Exercise directions.
Show each line from the records below in which the word "that" occurs.

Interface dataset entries
════════════════════

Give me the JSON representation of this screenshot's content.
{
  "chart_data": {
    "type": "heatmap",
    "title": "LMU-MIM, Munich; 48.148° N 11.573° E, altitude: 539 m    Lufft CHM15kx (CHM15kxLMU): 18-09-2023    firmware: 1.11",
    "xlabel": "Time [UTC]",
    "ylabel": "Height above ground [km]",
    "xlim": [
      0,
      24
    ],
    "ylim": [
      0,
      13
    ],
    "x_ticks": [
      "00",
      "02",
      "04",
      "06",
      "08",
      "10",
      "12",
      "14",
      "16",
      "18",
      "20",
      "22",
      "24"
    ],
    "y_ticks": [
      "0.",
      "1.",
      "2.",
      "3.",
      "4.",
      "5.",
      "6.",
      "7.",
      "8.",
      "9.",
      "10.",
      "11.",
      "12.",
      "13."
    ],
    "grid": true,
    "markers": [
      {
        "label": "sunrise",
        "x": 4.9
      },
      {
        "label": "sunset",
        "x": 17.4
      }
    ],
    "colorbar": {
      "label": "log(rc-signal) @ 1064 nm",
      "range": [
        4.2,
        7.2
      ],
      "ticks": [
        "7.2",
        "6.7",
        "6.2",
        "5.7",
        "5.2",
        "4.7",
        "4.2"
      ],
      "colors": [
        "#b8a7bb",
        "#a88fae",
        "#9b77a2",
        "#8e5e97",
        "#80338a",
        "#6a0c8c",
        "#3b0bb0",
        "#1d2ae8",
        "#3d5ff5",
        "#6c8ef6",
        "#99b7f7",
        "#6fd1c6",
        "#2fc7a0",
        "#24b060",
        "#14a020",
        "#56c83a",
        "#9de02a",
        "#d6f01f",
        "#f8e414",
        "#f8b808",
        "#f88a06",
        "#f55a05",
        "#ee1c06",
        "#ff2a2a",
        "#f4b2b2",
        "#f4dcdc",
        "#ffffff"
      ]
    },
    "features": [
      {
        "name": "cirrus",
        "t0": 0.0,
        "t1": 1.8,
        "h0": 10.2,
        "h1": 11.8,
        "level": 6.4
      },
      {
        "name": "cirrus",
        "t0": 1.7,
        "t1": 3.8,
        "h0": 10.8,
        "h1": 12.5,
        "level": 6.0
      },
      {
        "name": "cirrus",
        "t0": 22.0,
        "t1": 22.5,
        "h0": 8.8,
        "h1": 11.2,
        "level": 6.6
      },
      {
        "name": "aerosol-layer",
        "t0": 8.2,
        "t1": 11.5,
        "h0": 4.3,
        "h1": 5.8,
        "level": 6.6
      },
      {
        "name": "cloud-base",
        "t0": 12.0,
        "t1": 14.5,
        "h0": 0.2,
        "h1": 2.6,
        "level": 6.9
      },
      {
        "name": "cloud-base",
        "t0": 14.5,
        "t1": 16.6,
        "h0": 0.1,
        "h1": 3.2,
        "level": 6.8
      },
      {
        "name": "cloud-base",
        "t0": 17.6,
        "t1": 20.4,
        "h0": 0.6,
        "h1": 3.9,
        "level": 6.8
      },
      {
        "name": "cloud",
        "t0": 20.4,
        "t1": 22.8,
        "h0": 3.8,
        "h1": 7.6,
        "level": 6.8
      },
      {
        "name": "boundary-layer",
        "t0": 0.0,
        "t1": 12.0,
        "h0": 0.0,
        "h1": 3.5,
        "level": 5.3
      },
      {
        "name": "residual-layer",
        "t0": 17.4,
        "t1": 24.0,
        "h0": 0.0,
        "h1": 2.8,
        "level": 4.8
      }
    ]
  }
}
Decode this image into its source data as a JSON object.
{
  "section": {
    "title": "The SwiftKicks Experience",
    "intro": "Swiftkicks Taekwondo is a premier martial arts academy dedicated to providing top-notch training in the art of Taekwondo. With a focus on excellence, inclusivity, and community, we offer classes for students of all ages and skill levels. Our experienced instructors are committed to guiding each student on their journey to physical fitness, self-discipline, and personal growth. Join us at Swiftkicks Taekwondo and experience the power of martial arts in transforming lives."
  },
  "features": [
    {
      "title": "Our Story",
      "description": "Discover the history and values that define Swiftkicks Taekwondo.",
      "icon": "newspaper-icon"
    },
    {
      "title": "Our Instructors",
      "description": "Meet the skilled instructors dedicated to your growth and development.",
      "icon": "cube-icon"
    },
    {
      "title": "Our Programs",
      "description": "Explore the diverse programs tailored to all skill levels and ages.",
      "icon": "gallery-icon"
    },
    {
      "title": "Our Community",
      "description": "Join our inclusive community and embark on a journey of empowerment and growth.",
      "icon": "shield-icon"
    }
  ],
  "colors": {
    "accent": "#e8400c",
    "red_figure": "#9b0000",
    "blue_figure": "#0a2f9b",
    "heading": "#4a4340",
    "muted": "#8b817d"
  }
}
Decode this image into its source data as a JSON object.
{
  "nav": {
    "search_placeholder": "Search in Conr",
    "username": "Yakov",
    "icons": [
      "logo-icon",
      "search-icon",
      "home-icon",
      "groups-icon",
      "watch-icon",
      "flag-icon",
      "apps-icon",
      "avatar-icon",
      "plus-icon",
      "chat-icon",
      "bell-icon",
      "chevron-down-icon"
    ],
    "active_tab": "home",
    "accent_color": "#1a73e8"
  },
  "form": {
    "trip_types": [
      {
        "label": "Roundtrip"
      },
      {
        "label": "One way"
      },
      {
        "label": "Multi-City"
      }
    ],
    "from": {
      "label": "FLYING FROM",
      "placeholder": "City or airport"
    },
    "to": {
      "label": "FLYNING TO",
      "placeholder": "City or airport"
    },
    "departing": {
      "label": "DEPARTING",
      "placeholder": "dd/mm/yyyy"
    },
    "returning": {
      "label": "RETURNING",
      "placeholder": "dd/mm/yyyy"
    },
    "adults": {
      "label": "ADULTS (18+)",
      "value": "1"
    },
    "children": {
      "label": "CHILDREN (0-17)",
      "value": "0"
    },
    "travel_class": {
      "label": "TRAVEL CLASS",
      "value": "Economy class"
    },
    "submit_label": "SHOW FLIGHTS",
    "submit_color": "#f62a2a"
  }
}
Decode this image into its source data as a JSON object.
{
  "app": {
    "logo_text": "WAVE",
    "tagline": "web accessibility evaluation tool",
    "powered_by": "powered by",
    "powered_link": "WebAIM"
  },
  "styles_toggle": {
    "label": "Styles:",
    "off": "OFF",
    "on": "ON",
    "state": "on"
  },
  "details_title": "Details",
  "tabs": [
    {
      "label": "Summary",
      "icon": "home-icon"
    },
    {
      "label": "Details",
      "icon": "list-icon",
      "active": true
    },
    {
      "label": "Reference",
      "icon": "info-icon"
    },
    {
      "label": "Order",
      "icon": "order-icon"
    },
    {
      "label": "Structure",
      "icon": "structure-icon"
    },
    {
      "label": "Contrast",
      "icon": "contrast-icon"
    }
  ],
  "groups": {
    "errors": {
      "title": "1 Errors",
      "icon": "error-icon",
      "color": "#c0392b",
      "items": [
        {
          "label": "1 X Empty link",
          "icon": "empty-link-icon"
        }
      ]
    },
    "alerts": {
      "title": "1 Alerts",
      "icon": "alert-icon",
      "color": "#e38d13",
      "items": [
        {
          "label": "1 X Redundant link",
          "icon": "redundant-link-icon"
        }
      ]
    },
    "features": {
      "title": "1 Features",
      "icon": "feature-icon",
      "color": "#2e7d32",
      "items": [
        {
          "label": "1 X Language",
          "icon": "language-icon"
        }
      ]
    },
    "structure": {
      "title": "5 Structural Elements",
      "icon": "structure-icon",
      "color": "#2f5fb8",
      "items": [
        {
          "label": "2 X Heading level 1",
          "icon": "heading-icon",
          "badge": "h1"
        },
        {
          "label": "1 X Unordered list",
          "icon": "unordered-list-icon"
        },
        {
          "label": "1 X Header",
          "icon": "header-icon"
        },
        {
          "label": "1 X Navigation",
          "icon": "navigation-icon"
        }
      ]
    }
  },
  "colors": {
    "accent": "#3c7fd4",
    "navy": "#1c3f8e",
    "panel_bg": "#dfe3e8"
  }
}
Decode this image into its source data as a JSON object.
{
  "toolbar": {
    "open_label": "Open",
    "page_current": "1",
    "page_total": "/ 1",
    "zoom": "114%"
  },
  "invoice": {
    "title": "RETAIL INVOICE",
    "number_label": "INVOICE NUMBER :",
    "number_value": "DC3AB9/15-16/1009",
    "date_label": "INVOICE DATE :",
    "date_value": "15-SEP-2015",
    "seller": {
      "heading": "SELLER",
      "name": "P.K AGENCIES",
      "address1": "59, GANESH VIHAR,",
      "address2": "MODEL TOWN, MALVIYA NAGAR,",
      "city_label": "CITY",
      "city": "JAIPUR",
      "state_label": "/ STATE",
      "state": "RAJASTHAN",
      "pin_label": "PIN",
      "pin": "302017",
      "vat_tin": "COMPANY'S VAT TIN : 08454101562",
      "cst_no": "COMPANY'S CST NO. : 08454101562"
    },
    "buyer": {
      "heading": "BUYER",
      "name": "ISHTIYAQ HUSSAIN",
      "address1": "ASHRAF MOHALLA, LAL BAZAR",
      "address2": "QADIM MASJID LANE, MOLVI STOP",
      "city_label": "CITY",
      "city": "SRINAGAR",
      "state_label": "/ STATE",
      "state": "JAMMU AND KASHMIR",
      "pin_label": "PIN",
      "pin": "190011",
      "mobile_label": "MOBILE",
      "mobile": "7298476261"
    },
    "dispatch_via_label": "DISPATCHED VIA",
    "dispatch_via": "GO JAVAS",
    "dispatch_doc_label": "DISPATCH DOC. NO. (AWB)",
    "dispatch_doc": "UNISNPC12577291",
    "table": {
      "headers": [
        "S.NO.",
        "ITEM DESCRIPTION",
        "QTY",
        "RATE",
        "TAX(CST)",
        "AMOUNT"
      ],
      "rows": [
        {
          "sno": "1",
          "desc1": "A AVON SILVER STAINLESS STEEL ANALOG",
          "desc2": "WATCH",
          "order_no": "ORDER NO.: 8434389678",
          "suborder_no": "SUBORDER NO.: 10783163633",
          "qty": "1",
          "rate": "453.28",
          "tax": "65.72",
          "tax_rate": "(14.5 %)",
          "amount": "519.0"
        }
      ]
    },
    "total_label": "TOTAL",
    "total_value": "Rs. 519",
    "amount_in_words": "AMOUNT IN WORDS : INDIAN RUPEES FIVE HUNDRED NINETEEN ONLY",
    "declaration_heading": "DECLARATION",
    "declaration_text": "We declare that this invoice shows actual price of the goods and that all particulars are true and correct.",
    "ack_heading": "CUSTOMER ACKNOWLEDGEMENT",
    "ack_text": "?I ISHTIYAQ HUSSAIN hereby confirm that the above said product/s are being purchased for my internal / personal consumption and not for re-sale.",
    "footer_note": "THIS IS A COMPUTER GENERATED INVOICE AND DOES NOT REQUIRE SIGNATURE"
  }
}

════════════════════

The answer.
      "description": "Discover the history and values that define Swiftkicks Taekwondo.",
    "declaration_text": "We declare that this invoice shows actual price of the goods and that all particulars are true and correct.",
    "ack_text": "?I ISHTIYAQ HUSSAIN hereby confirm that the above said product/s are being purchased for my internal / personal consumption and not for re-sale.",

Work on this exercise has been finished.